The action of glucagon on cardiac performance was studied in 21 isolated cat papillary muscle preparations, in 13 spontaneously beating cat atria, in 15 intact dog hearts, and in 4 isolated perfused dog hindlimbs. In each papillary muscle preparation, addition of glucagon produced marked increases in maximal developed tension, averaging 36±4.2% (SEM) (P < 0.01), and shifted the force-velocity curve upwards and to the right, indicating that contractility was augmented. Glucagon always increased the rate of the spontaneously beating atrium, the rise averaging 28.8±5.5 contractions/min (P < 0.01). In the dog, myocardial performance was markedly augmented by the administration of glucagon, 50 µg/kg iv, as indicated by an average increase of 72.2±18.4% (P < 0.01) in the left ventricular peak dP/dt and of 58.9±12.8% (P < 0.01) in force recorded by a strain gauge arch, despite an average decrease of 3.8±1.2 cm H2O (P < 0.02) in left ventricular end-diastolic pressure. Heart rate rose an average of 38.7±10.9 beats/min (P < 0.02). Small but significant decreases in peripheral vascular resistance were produced. Single intravenous injections produced effects lasting 15 to 20 minutes. Propranolol did not prevent the inotropic responses in either the cat or dog preparations but markedly decreased the chronotropic effects.
- treatment of heart failure
- cyclic AMP
- theory of beta-receptors
- comparison with catecholamines

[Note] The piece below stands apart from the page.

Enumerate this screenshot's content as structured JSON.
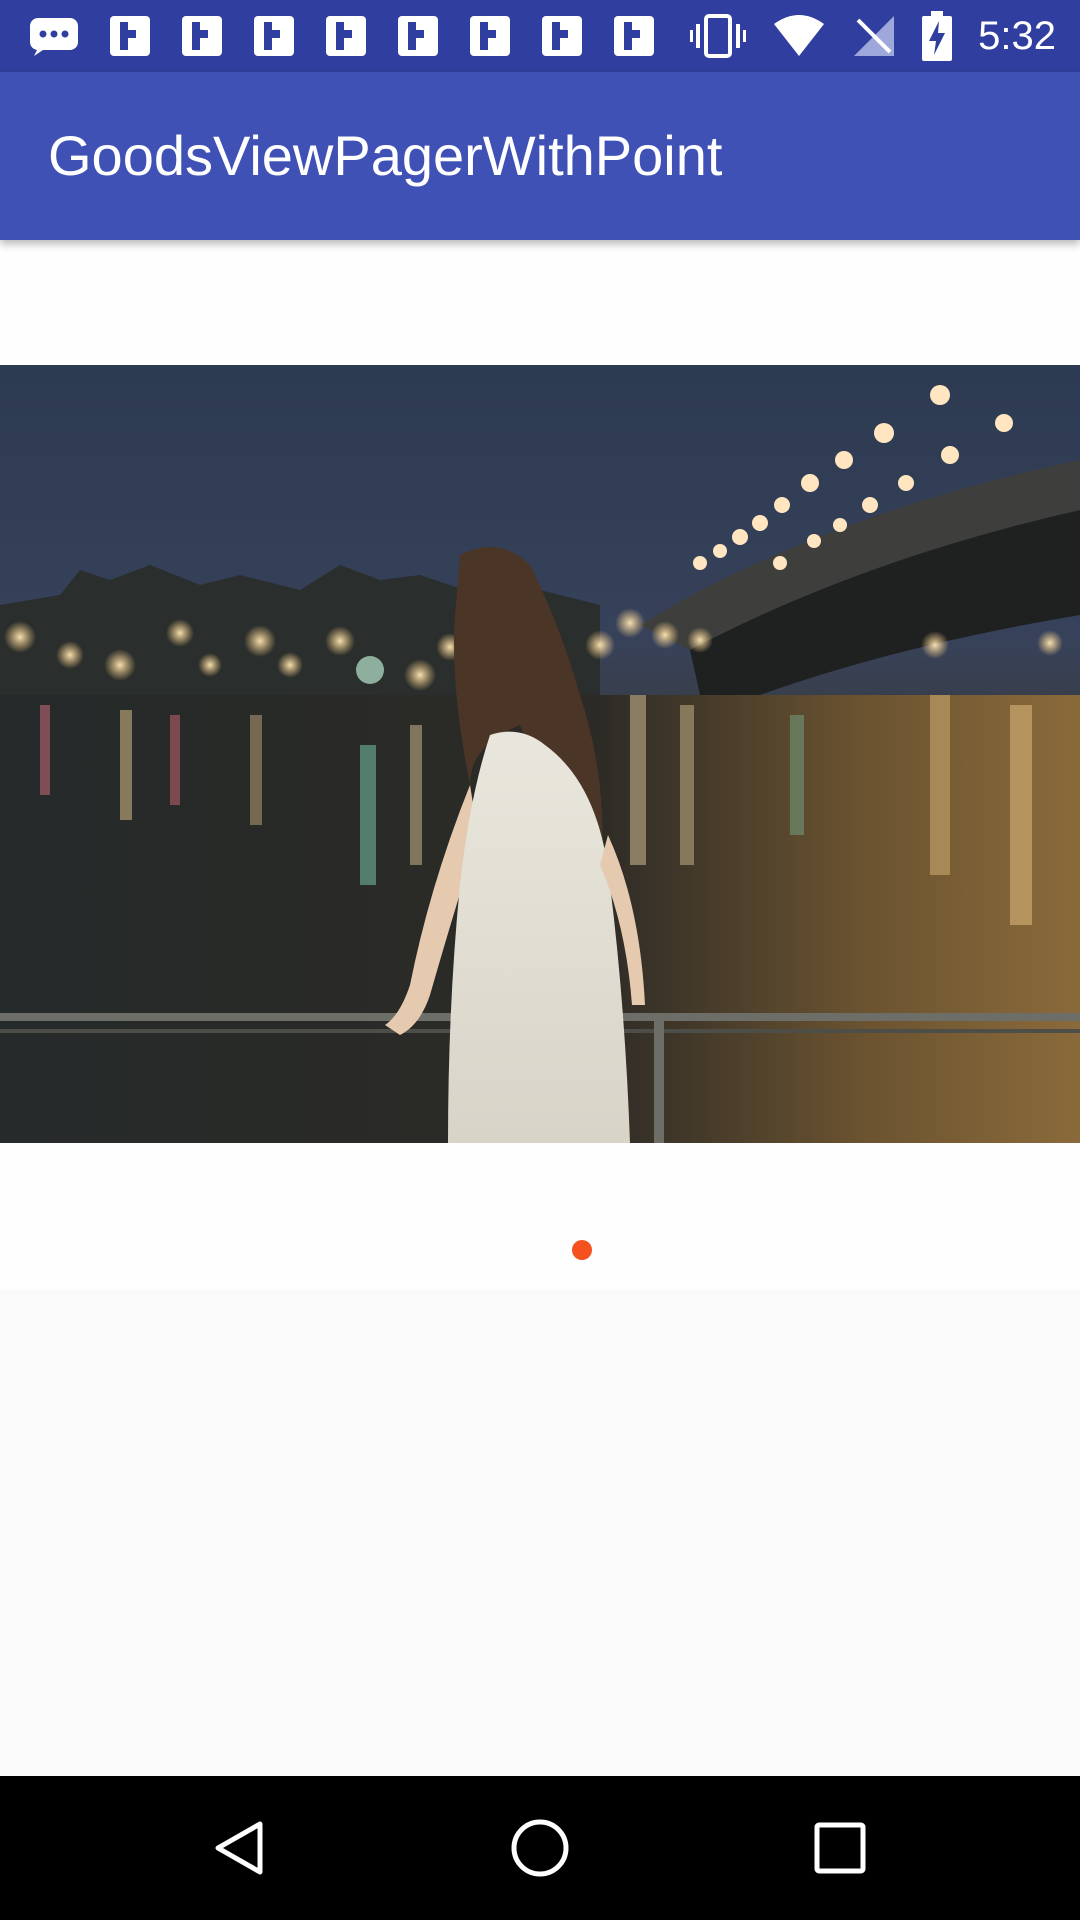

- adenyl cyclase
- effects on vascular bed
- Accepted April 1, 1968.
- © 1968 American Heart Association, Inc.